- Opening Delimiter -
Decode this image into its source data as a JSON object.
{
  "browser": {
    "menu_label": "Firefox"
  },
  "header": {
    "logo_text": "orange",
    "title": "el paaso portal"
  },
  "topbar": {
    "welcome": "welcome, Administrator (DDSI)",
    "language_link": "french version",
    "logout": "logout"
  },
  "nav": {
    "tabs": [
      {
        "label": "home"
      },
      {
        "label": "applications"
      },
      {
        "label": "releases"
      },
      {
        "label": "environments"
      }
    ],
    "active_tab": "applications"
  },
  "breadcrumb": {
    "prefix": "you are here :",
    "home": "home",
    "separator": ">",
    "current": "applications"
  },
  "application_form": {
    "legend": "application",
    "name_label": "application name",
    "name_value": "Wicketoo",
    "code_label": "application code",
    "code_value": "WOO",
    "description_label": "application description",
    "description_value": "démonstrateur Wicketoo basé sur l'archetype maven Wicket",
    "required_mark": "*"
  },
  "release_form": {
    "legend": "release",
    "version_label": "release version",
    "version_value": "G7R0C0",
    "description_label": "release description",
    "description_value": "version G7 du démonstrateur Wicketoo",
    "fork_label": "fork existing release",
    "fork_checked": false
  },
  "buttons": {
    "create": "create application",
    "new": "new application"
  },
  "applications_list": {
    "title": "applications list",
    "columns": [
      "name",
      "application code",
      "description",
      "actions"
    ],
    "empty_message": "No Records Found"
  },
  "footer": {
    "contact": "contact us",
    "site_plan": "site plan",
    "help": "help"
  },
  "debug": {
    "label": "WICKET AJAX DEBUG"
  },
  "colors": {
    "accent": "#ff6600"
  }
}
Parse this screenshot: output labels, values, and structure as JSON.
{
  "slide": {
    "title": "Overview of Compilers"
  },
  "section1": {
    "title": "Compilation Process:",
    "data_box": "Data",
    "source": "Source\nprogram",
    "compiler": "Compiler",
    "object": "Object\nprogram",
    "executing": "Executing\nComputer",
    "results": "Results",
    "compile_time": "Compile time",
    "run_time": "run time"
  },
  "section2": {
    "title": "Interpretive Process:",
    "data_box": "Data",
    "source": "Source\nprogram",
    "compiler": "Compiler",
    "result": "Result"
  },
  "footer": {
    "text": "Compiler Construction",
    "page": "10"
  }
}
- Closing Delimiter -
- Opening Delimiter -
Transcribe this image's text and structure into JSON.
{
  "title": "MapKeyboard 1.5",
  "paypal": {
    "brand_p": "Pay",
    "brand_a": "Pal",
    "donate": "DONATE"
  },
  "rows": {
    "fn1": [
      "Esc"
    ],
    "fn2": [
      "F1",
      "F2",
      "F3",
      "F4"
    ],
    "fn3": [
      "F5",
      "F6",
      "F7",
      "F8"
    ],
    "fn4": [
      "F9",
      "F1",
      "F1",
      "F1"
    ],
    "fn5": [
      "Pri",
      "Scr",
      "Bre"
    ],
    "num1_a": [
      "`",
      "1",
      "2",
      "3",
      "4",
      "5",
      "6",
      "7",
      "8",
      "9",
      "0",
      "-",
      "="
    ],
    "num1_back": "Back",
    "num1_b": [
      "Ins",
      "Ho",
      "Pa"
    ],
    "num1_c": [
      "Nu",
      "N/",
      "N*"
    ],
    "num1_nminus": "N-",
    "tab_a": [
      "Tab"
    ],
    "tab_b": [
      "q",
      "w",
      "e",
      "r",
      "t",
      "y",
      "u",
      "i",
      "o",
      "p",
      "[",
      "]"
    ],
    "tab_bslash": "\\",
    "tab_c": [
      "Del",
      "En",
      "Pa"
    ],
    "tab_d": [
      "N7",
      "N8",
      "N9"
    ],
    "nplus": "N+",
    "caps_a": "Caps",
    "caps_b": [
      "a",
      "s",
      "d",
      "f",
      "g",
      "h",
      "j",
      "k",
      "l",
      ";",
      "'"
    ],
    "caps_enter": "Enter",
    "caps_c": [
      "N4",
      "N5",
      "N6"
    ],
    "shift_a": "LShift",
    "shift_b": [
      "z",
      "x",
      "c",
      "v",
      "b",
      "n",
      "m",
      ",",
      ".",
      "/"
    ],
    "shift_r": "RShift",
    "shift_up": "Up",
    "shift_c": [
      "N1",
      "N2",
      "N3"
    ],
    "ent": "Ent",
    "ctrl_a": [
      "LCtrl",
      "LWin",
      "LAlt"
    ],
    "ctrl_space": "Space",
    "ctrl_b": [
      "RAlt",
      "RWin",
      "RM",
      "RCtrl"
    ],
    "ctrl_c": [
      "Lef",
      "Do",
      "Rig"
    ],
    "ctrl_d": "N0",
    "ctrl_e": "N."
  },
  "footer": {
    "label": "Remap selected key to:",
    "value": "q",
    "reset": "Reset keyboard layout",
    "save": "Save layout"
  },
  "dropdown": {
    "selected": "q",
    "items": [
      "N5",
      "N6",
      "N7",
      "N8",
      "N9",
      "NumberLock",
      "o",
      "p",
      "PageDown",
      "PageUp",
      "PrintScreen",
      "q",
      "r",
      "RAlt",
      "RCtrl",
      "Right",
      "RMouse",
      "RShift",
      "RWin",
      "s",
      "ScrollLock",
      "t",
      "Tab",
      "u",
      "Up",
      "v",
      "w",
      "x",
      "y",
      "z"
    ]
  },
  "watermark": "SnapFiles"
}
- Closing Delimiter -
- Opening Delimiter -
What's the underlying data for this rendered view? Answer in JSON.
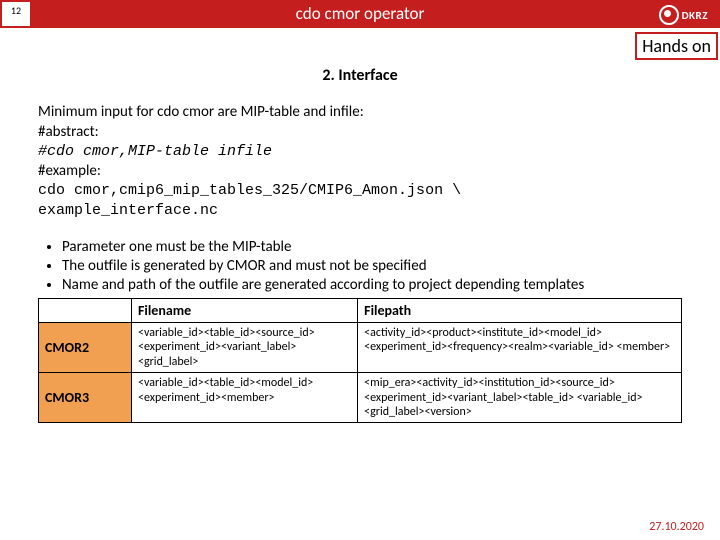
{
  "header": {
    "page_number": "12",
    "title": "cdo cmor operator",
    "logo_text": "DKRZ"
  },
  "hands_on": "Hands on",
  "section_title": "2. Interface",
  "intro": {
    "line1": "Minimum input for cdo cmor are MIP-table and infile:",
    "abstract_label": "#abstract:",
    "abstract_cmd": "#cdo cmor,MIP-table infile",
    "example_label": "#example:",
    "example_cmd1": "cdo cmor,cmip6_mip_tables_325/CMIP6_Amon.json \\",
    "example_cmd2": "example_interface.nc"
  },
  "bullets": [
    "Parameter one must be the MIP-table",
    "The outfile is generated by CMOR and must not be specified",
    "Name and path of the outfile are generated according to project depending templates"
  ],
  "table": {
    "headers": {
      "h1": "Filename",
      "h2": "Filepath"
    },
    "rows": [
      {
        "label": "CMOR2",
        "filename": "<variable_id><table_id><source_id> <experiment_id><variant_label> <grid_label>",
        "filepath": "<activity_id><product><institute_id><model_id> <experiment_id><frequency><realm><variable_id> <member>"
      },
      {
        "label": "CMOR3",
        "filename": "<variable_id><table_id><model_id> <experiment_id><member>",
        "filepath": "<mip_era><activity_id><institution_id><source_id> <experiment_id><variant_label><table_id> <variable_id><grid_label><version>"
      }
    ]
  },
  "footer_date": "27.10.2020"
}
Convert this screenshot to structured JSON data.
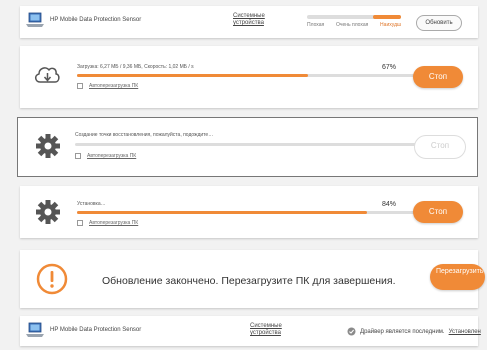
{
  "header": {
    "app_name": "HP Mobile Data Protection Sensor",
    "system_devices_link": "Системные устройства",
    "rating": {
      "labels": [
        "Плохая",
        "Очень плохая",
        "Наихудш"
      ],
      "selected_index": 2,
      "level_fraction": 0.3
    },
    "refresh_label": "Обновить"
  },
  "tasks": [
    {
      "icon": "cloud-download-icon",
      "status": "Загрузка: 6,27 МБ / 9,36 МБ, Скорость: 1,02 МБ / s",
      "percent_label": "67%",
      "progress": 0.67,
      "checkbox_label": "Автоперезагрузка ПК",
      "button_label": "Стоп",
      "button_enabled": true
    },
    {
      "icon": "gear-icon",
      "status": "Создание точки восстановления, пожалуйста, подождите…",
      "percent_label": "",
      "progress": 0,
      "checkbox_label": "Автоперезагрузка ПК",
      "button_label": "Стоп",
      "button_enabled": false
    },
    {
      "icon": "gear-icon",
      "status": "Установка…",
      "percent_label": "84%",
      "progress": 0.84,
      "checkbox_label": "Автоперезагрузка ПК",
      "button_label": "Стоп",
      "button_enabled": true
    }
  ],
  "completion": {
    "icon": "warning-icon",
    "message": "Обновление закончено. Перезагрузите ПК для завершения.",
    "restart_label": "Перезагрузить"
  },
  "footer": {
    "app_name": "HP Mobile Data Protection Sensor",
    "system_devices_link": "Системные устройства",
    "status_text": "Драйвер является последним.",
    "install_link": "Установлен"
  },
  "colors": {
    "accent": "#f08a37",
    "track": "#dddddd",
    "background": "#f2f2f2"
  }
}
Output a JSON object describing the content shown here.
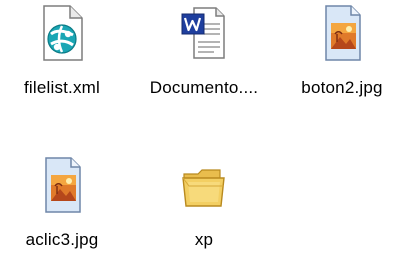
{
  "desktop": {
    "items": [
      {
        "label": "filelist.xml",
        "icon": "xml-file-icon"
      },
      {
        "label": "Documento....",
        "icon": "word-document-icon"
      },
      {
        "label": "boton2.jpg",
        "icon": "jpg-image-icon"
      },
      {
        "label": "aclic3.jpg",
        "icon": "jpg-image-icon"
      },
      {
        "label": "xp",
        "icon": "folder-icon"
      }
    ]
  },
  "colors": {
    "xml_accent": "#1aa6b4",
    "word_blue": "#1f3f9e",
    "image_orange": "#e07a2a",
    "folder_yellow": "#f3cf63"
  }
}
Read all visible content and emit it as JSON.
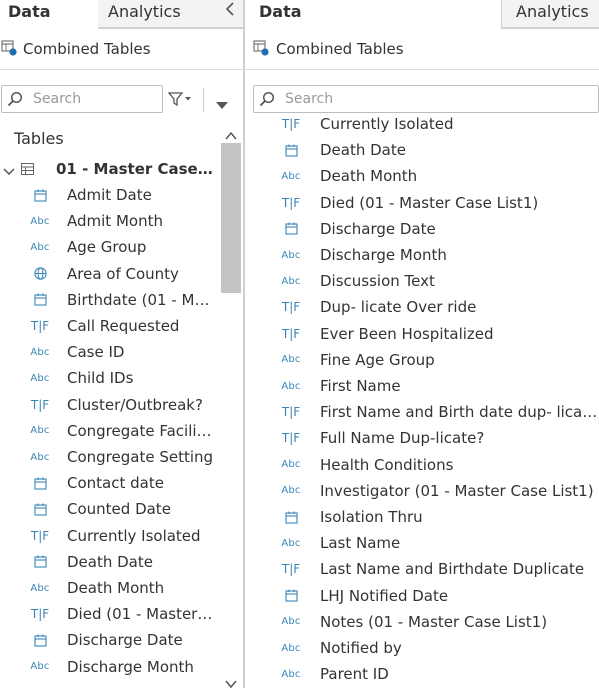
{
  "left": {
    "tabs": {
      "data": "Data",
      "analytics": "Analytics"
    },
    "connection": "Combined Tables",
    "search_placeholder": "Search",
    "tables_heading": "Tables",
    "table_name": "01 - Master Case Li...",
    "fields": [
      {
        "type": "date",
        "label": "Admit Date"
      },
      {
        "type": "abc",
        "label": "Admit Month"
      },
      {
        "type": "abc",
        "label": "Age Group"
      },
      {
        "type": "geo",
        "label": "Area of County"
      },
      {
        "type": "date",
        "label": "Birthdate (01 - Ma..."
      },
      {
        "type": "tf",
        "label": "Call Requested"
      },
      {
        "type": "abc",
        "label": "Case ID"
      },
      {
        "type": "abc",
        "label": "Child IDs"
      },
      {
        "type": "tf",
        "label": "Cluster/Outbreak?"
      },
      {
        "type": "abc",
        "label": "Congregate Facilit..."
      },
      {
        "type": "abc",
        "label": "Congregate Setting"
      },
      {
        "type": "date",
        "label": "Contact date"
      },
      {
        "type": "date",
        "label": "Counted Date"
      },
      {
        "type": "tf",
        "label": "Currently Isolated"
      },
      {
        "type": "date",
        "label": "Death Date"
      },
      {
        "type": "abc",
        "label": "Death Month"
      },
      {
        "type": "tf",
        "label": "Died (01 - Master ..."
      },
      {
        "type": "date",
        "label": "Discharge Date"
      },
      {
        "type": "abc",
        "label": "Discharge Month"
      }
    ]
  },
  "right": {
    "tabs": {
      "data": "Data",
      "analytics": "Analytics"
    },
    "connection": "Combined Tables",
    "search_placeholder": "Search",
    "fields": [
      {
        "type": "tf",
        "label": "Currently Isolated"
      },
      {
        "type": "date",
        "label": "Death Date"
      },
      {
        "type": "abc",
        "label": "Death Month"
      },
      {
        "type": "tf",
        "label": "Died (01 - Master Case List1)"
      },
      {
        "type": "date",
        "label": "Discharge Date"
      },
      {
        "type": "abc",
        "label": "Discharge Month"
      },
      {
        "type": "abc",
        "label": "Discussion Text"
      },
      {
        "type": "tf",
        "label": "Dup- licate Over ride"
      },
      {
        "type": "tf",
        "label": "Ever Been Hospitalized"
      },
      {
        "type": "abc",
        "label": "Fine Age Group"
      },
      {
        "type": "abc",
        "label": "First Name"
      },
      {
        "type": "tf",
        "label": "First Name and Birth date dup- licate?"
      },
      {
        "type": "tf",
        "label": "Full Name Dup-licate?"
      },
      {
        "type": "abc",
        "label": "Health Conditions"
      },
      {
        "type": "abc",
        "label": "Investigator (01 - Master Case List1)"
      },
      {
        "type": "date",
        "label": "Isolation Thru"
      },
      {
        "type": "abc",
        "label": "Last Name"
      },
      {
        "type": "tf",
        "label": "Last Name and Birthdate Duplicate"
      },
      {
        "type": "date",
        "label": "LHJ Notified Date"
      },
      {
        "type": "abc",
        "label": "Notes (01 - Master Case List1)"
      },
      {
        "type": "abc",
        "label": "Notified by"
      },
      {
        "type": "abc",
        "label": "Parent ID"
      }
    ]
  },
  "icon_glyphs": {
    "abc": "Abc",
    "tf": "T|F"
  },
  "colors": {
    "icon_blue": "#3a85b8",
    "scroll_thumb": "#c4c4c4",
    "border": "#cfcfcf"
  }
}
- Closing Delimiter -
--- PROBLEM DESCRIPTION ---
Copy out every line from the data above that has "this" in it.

--- TASK RESULT ---
Decode this image into its source data as a JSON object.
Parse this screenshot: output labels, values, and structure as JSON.
Transcribe this image's text and structure into JSON.
What's the underlying data for this rendered view? Answer in JSON.
Convert this screenshot to structured JSON data.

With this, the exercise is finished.